____ DATA LISTING

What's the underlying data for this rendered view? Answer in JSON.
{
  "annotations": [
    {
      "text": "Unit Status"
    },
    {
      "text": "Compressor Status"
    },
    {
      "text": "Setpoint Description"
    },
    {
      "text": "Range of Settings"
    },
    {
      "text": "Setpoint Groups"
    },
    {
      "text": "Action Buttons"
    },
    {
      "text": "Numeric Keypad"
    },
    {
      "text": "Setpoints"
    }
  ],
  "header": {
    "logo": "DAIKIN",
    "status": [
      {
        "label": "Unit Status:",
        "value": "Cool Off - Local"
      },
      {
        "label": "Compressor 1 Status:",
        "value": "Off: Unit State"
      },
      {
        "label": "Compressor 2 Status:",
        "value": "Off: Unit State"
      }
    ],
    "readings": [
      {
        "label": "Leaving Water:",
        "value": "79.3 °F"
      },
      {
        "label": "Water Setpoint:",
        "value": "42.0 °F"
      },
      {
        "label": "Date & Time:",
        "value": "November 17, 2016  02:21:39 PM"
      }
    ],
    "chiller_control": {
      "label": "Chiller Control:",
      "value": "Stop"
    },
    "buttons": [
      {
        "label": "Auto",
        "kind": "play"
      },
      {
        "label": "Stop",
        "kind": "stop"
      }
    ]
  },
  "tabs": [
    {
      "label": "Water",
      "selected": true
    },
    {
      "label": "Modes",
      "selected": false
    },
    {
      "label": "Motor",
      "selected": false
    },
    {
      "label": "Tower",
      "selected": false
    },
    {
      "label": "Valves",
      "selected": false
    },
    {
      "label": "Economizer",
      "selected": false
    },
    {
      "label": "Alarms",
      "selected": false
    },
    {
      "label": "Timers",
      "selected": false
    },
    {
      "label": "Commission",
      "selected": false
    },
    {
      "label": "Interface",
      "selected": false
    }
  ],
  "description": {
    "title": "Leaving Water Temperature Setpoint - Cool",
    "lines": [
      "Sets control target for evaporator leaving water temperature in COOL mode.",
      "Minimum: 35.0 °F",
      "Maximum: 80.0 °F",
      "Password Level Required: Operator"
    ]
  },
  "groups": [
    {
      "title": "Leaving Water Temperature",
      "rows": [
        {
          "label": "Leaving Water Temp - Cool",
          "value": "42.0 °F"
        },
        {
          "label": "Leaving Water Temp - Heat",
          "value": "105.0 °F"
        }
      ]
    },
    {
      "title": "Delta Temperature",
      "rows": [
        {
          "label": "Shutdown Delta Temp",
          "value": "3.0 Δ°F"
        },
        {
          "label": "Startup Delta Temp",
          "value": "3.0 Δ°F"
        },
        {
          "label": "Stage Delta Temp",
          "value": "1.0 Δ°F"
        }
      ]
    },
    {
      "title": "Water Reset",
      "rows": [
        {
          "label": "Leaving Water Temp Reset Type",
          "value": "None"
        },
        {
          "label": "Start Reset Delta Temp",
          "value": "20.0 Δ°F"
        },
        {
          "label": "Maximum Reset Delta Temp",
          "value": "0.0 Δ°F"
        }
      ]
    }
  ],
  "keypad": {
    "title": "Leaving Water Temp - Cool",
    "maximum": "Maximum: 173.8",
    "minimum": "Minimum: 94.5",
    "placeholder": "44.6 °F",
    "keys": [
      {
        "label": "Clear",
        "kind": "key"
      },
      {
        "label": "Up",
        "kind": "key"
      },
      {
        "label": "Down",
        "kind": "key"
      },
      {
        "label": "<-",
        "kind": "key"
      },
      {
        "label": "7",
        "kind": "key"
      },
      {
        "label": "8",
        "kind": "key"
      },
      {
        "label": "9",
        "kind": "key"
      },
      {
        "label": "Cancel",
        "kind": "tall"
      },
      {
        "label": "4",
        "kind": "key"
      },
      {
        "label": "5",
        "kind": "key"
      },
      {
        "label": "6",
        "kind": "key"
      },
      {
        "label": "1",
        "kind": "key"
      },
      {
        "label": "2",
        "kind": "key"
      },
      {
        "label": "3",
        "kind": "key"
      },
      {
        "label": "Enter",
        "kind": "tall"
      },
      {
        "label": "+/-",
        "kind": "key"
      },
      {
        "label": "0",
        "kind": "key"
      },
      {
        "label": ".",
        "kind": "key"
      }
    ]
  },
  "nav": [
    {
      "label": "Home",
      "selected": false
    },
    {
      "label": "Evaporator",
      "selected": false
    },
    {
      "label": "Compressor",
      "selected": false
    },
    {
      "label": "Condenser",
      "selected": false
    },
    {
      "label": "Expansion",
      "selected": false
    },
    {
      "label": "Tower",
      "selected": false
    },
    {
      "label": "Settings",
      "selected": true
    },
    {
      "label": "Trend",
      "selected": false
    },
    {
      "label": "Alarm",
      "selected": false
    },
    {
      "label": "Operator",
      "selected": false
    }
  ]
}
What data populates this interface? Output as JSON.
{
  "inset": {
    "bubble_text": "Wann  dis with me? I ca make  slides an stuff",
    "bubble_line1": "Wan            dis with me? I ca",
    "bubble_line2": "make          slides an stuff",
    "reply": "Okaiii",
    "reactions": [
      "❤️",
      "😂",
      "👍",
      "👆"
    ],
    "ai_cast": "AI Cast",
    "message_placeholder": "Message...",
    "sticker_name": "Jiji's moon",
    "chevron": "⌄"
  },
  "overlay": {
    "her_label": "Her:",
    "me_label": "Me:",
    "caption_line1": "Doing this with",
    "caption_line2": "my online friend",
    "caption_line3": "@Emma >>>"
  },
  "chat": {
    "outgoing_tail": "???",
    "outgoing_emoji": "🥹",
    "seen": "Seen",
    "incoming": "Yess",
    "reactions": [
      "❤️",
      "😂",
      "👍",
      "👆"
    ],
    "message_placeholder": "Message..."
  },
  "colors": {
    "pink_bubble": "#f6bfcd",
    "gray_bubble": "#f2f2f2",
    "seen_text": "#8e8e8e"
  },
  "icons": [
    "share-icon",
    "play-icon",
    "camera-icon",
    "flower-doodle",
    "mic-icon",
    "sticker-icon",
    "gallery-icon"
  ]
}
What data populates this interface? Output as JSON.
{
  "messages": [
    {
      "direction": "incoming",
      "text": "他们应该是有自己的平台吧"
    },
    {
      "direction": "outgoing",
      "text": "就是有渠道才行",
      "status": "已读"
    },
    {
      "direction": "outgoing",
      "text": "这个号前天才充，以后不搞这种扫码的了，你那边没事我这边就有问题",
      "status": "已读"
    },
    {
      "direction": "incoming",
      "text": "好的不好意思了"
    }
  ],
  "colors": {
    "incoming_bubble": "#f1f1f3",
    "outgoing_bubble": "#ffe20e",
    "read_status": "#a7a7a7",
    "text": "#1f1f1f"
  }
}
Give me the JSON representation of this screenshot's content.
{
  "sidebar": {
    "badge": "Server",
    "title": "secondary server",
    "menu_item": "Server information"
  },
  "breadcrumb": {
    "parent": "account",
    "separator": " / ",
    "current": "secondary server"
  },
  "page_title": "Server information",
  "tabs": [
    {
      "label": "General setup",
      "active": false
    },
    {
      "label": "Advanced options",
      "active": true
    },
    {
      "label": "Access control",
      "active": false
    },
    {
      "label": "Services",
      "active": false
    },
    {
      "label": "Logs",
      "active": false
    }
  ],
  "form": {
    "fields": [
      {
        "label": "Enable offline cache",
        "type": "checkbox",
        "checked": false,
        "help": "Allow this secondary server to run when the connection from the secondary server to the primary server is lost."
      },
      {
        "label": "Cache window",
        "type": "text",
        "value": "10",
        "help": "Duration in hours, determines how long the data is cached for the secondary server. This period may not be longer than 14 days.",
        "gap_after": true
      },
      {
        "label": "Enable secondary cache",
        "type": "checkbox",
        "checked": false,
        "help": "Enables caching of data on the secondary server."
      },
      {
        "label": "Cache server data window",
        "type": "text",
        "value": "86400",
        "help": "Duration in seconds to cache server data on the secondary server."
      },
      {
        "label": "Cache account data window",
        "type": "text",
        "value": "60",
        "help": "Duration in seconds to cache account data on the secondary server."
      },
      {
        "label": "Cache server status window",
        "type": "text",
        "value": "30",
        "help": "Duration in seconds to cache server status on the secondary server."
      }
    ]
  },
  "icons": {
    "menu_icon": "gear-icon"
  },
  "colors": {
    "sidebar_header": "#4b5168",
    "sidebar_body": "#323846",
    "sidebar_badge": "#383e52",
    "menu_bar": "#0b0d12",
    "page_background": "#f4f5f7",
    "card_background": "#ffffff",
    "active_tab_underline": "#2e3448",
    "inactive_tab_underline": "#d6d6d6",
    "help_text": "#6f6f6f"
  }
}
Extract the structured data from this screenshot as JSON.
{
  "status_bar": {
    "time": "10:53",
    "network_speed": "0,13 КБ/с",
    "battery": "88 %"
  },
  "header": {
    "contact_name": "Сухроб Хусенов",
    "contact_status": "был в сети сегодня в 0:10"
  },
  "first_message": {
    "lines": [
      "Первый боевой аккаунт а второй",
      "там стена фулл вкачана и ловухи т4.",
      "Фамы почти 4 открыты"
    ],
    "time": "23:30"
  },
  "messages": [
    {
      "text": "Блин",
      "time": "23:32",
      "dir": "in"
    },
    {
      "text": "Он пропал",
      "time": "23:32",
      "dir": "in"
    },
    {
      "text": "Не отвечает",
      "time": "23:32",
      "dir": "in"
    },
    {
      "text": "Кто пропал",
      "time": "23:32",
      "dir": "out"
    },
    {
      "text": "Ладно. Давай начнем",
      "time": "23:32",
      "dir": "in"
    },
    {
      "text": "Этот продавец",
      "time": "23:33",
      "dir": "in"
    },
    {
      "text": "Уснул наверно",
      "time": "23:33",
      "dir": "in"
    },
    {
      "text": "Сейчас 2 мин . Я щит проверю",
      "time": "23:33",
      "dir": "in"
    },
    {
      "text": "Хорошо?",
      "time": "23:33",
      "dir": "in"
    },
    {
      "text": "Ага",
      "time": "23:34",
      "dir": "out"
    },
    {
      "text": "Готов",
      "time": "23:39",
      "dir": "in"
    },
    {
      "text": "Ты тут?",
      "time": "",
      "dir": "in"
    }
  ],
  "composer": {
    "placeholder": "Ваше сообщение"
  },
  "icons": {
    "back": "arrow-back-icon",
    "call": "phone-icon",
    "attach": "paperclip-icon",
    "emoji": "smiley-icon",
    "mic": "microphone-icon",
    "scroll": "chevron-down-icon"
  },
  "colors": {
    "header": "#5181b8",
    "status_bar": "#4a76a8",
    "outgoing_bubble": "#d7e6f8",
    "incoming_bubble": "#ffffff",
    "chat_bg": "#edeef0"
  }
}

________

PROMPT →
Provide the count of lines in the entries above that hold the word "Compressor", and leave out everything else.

RESULT OF THIS TASK →
4